[Collection entries]
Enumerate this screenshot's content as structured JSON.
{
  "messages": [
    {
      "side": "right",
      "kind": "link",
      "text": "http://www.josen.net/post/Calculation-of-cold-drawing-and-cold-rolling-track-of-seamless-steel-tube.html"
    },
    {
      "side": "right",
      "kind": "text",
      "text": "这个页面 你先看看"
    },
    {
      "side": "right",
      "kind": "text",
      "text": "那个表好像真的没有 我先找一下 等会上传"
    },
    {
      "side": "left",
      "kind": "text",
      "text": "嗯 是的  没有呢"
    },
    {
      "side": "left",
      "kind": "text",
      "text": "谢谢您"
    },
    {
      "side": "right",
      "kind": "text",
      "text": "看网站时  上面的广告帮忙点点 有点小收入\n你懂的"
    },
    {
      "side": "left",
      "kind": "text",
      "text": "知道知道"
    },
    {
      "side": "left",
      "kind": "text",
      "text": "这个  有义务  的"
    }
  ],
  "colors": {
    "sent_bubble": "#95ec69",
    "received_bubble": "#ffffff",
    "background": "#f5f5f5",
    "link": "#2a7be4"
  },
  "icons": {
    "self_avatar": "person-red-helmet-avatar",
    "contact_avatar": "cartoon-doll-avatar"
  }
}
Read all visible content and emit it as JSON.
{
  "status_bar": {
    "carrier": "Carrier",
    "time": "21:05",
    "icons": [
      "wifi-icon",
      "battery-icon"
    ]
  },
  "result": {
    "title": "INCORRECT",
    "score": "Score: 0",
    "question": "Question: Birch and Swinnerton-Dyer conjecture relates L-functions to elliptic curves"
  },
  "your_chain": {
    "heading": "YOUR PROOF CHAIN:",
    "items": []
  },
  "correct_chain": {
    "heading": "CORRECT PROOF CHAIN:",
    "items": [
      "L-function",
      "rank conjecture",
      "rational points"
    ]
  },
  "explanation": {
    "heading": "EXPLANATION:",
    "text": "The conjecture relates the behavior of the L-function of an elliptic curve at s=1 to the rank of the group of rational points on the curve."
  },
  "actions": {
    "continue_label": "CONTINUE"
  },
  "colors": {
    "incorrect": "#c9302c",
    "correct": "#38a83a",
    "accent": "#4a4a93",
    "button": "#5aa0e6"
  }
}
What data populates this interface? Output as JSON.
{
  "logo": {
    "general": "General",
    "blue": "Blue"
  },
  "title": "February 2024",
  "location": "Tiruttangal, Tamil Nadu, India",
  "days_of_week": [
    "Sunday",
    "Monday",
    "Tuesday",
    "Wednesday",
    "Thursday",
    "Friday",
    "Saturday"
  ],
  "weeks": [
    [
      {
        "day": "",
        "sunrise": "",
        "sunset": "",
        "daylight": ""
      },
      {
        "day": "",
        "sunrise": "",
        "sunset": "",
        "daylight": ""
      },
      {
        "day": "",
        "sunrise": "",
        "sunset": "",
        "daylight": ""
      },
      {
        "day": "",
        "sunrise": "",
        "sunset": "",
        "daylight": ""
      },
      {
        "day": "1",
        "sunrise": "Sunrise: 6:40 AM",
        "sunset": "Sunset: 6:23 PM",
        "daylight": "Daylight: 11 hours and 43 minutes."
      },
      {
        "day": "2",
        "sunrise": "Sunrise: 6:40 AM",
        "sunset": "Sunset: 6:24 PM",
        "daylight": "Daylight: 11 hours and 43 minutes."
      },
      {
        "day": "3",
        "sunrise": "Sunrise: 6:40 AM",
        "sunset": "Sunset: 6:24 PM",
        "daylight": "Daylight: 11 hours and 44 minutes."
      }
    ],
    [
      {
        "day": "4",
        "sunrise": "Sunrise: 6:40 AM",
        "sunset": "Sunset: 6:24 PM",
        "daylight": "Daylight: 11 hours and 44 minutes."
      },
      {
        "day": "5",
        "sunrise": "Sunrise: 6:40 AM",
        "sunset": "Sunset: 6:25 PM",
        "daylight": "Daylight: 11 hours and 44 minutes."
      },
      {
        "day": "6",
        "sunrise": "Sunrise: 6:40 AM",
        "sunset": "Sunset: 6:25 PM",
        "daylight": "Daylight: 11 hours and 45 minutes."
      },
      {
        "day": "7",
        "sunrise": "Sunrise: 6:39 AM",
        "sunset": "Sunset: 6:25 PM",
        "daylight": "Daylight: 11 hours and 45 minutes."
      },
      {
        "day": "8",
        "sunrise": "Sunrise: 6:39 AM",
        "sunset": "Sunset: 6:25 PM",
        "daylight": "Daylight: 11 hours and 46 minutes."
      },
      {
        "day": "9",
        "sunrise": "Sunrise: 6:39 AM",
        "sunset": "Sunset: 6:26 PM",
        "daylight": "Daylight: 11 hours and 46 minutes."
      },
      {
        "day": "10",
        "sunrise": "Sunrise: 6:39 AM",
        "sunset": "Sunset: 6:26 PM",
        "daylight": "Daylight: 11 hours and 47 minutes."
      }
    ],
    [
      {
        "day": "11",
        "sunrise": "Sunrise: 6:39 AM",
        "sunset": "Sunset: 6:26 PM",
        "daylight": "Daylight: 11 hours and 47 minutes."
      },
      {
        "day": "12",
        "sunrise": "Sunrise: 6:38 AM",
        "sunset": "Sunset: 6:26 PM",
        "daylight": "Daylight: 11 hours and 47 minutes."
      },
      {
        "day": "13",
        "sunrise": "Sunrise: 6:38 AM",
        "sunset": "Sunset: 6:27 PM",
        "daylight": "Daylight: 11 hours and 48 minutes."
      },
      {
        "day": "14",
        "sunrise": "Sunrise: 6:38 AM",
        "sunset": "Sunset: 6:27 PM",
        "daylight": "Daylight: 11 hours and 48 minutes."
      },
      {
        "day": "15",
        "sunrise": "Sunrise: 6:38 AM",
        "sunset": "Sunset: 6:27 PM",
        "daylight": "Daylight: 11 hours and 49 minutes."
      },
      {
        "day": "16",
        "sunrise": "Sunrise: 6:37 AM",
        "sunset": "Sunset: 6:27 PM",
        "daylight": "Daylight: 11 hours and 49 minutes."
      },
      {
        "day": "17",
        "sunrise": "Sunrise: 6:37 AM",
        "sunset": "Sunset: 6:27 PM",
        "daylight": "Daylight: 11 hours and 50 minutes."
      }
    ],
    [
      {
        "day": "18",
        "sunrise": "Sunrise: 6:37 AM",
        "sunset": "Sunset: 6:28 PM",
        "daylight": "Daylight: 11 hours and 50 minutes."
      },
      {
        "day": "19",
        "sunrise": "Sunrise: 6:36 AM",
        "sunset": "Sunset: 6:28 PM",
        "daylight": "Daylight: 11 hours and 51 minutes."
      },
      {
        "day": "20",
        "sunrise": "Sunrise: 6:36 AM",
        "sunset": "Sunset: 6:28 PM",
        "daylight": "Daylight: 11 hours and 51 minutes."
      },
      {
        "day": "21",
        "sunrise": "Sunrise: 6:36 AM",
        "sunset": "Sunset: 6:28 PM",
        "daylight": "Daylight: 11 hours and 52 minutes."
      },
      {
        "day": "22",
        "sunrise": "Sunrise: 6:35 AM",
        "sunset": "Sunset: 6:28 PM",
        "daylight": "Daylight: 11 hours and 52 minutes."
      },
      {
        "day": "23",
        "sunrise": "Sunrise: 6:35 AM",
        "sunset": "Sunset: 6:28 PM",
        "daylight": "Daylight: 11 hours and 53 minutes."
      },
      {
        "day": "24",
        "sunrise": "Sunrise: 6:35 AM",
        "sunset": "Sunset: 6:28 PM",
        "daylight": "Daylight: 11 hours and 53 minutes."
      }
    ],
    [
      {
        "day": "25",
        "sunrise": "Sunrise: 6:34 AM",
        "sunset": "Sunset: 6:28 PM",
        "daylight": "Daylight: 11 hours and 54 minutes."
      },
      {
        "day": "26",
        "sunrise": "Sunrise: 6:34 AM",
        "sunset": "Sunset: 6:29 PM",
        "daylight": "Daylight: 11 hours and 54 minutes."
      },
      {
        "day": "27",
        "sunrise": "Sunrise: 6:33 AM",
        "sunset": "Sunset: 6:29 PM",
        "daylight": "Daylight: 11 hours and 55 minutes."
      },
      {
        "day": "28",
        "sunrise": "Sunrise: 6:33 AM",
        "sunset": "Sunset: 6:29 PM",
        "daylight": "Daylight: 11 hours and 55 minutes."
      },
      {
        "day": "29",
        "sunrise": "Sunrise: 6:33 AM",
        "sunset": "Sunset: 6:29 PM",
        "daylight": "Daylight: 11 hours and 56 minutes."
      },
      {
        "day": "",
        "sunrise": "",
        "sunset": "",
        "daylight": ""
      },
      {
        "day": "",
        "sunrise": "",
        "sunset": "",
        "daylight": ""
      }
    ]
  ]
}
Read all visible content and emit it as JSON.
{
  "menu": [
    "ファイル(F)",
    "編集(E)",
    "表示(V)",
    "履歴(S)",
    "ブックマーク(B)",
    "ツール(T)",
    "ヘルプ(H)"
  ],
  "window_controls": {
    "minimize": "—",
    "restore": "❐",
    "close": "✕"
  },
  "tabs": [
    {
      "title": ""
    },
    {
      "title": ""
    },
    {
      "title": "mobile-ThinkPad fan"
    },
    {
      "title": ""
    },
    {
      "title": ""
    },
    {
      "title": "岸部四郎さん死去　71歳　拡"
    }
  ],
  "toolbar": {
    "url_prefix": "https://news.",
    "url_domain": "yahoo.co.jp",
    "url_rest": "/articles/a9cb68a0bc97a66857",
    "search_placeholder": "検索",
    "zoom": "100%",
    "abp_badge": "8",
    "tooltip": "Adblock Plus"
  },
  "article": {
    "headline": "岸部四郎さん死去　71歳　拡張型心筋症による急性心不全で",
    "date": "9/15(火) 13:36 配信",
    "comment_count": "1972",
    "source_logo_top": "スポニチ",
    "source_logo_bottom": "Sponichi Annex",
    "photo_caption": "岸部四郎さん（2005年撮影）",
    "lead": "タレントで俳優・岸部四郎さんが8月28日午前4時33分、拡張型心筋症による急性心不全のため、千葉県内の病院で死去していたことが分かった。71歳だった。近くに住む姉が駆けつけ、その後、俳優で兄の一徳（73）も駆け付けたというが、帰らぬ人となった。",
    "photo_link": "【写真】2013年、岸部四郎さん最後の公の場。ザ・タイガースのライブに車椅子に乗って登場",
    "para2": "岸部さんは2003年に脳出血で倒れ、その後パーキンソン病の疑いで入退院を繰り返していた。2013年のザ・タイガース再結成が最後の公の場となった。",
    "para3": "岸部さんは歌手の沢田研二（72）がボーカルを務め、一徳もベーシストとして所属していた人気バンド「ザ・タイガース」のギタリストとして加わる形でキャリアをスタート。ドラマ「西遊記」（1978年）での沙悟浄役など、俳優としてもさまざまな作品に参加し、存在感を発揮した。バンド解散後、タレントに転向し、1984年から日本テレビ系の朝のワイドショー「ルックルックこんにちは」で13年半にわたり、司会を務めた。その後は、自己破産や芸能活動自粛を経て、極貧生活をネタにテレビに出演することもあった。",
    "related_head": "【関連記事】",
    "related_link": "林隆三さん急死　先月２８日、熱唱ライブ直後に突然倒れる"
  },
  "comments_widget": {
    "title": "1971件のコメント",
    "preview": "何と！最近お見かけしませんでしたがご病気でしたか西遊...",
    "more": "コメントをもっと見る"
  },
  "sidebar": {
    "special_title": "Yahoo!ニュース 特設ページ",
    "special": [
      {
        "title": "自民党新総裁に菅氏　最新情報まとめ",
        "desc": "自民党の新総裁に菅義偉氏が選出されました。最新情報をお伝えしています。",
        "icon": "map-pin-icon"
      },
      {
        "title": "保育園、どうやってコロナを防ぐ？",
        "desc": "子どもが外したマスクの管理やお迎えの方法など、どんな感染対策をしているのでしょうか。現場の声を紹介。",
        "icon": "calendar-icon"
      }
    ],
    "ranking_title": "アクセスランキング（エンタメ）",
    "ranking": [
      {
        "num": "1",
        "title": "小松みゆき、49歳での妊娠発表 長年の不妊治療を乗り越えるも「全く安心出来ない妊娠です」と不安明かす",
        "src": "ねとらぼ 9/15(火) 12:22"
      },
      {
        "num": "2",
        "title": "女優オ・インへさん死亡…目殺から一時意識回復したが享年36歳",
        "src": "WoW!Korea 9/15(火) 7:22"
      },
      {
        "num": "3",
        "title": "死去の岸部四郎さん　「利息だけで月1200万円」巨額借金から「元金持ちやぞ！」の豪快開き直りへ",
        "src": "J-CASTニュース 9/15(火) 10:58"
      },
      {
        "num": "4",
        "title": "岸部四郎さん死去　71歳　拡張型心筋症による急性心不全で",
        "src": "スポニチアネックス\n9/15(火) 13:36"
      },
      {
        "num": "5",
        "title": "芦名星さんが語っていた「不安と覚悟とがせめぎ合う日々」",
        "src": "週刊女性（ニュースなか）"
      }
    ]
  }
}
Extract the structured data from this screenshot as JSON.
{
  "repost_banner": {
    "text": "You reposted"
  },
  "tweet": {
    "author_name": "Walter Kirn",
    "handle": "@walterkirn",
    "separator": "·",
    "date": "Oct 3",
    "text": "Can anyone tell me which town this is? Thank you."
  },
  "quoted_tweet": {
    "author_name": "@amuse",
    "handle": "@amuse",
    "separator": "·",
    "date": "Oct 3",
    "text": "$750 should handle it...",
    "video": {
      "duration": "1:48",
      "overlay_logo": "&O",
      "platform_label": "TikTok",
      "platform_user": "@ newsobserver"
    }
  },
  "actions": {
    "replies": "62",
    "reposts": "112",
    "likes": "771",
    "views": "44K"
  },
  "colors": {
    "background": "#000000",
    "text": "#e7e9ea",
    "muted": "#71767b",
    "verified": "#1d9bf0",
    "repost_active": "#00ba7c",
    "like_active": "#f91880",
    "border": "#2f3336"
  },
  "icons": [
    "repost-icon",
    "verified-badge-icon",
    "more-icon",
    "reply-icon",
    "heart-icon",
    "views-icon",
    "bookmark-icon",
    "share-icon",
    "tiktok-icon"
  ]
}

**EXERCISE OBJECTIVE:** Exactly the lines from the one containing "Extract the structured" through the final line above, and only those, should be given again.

**RESULT OF THE EXERCISE:**
Extract the structured data from this screenshot as JSON.
{
  "repost_banner": {
    "text": "You reposted"
  },
  "tweet": {
    "author_name": "Walter Kirn",
    "handle": "@walterkirn",
    "separator": "·",
    "date": "Oct 3",
    "text": "Can anyone tell me which town this is? Thank you."
  },
  "quoted_tweet": {
    "author_name": "@amuse",
    "handle": "@amuse",
    "separator": "·",
    "date": "Oct 3",
    "text": "$750 should handle it...",
    "video": {
      "duration": "1:48",
      "overlay_logo": "&O",
      "platform_label": "TikTok",
      "platform_user": "@ newsobserver"
    }
  },
  "actions": {
    "replies": "62",
    "reposts": "112",
    "likes": "771",
    "views": "44K"
  },
  "colors": {
    "background": "#000000",
    "text": "#e7e9ea",
    "muted": "#71767b",
    "verified": "#1d9bf0",
    "repost_active": "#00ba7c",
    "like_active": "#f91880",
    "border": "#2f3336"
  },
  "icons": [
    "repost-icon",
    "verified-badge-icon",
    "more-icon",
    "reply-icon",
    "heart-icon",
    "views-icon",
    "bookmark-icon",
    "share-icon",
    "tiktok-icon"
  ]
}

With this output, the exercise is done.